→ ACTIVITY
This exercise calls for copying every line below that holds the word "icon".

→ RECORDS FOR THIS TASK
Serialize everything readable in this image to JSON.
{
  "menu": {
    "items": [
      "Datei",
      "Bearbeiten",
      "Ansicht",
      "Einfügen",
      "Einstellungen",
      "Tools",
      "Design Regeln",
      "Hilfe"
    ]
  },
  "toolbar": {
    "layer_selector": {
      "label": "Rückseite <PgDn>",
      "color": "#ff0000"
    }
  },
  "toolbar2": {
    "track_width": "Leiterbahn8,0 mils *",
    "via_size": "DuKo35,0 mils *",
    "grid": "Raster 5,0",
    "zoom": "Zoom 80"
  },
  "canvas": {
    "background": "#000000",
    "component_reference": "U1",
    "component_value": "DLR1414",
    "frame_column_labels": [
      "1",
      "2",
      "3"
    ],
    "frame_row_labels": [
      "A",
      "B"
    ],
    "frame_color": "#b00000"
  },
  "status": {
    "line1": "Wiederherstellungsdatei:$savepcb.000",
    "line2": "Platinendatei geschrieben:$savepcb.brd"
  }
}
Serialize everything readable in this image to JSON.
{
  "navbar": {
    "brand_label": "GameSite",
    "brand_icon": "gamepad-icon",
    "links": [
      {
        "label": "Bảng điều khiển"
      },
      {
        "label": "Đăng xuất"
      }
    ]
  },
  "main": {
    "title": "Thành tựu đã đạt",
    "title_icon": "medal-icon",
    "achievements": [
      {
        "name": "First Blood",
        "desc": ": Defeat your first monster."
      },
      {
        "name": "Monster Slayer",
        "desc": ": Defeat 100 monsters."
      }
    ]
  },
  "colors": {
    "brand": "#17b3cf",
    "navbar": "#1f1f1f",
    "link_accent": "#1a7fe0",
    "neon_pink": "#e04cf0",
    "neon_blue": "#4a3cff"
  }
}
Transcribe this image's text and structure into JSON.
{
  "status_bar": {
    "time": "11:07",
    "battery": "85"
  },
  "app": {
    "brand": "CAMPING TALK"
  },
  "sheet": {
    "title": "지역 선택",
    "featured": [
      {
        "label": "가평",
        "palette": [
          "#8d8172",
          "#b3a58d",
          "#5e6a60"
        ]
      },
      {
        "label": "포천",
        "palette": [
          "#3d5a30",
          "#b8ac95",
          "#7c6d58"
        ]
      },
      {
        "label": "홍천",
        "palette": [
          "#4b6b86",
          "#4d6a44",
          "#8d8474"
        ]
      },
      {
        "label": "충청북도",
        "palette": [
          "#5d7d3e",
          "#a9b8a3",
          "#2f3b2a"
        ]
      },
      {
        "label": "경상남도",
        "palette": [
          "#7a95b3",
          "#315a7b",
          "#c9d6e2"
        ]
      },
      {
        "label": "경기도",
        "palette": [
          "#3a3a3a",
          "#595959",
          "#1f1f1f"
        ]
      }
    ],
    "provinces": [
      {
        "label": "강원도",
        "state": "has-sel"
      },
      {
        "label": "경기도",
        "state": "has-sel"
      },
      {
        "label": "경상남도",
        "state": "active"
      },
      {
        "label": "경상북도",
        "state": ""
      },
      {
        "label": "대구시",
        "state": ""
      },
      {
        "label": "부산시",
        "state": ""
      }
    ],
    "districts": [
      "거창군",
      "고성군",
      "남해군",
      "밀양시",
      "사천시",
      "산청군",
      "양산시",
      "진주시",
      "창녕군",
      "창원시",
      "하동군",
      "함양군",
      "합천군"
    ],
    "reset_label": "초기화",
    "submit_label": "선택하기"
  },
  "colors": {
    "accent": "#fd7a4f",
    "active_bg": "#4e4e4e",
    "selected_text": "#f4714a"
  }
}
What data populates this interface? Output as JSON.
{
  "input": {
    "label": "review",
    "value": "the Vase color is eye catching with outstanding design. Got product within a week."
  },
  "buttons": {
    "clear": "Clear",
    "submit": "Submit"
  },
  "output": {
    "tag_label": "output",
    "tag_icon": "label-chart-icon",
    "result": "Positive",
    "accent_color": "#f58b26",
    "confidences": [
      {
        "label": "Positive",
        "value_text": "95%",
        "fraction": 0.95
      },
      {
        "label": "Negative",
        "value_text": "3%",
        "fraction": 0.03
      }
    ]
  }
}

→ SOLUTION FOR THIS TASK
    "brand_icon": "gamepad-icon",
    "title_icon": "medal-icon",
    "tag_icon": "label-chart-icon",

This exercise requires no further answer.